A Perth couple has won a six-year battle against the Immigration Department to stay in Australia with their Down syndrome son, with Freehills acting pro bono.
Environmental lawyer Kathy Ridge has a personal rule that she will take only one pro bono client at a time but has two at the moment because of NSW planning laws and the controversial Part 3A of the Environmental Planning Act. (Also in Mandurah Mail).
The Law Council of Australia says nationwide there has been a big decline in the number of lawyers prepared to do pro bono work.
Parliamentary Secretary for Social Inclusion and the Voluntary Sector, Senator Ursula Stephens, addressed a panel session at the National Access to Justice and Pro Bono conference in Sydney.
Professor George Winterton, one of Australia’s foremost experts on the constitution who, as a young solicitor in WA, provided pro bono assistance to Aboriginal groups, has died.
An open letter to Queensland magistrates which refers to the pro bono work of Brisbane Lawyers Educating and Advocating for Tougher Sentences (BLEATS) for animal cruelty.
Law firms on the Victorian government panel charge discounted rates and are required to undertake pro bono work and comply with equal opportunity policies.
Michael Clarke, the solicitor assisting the families of two young brothers found dead in Ellenbrook, described the deaths as an accident and said he did not expect any criminal charges to be laid.
LIV Honours Excellence and Outstanding Achievements in Law (LIV media release, 7 November)
John Logan, who spent 50 years in practice as a solicitor in Maitland and will be remembered for his pro bono work and constant fight for the “underdog”, has died.
The number of legal firms on the Victorian Government Legal Services Panel (which are required to undertake pro bono work) is to be slashed from 35 to around 20.
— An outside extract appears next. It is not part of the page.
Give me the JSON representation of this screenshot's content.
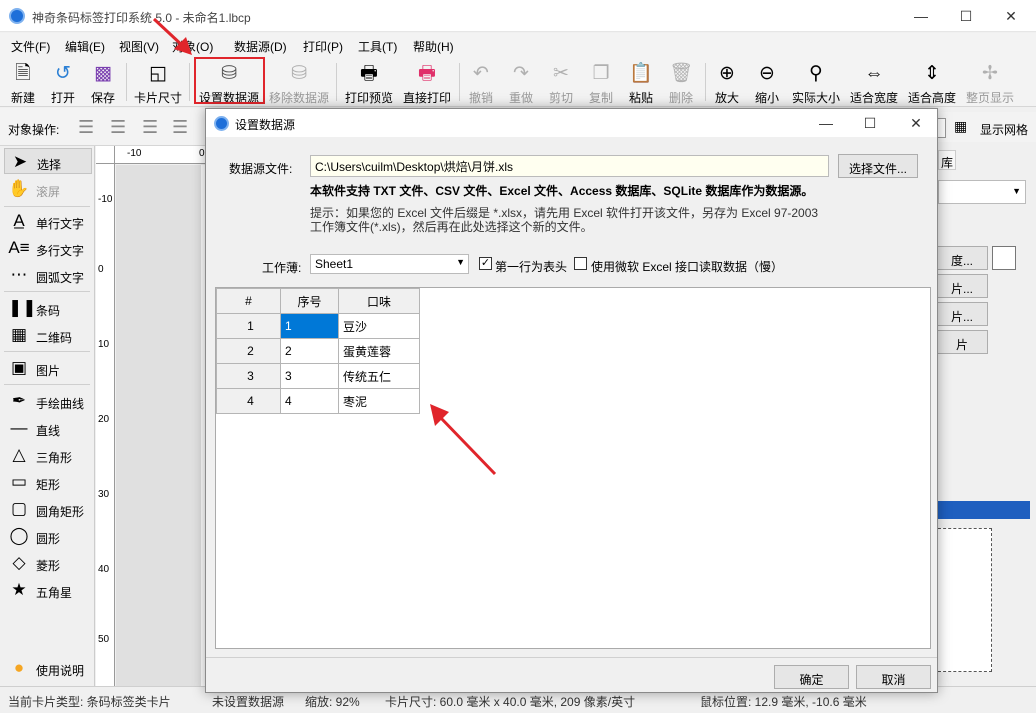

A man whose affairs were taken over by the state after he spent $200,000 on phone sex will appeal the orders he says have made his life a misery, with the support of Carers Queensland and pro bono lawyers appointed by the Queensland Public Interest Legal Clearing House.
The Older People and the Law handbook, co-edited by the NSW Young Lawyers’ Pro Bono and Community Services Taskforce, is now only available online at [email protected]
The Victorian Court of Appeal judge, Justice Mark Weinberg, in his address to the National Judicial College’s Courts in 2020 conference in Sydney was critical about many legal issues but positive about one: “I am discerning among the young lawyers a . . . powerful commitment to pro-bono work.”
Einfeld pleads guilty to perjury (ABC Radio’s PM program, 31 October)